*Requirement*
Return only the number of lines in the data below where the word "Harcourt" appears.

*Extracted information*
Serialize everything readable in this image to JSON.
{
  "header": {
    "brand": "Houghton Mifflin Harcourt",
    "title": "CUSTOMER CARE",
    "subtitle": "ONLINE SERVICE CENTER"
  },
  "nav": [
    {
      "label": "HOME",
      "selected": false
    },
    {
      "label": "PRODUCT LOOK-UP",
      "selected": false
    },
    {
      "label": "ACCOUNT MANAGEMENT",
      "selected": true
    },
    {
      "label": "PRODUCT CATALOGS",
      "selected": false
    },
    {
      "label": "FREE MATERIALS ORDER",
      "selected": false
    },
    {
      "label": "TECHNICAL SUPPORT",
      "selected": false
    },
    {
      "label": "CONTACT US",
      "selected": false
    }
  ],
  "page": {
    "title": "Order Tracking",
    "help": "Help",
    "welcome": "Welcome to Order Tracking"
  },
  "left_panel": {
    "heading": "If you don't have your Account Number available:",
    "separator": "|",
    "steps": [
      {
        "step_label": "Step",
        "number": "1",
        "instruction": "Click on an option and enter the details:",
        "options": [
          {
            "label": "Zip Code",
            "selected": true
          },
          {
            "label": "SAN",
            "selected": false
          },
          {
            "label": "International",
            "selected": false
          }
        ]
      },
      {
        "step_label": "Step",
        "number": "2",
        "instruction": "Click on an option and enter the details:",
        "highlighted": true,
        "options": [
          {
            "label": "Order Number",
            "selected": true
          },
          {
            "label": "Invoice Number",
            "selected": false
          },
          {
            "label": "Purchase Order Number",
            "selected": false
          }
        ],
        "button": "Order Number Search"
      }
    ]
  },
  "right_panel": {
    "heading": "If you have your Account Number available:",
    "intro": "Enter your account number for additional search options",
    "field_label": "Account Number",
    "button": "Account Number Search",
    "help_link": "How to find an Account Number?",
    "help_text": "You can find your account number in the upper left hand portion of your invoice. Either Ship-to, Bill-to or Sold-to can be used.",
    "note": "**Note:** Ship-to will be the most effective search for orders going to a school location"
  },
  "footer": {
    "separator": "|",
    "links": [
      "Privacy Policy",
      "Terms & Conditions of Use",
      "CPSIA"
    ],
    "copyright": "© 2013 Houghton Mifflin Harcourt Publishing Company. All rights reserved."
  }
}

*Problem solution*
2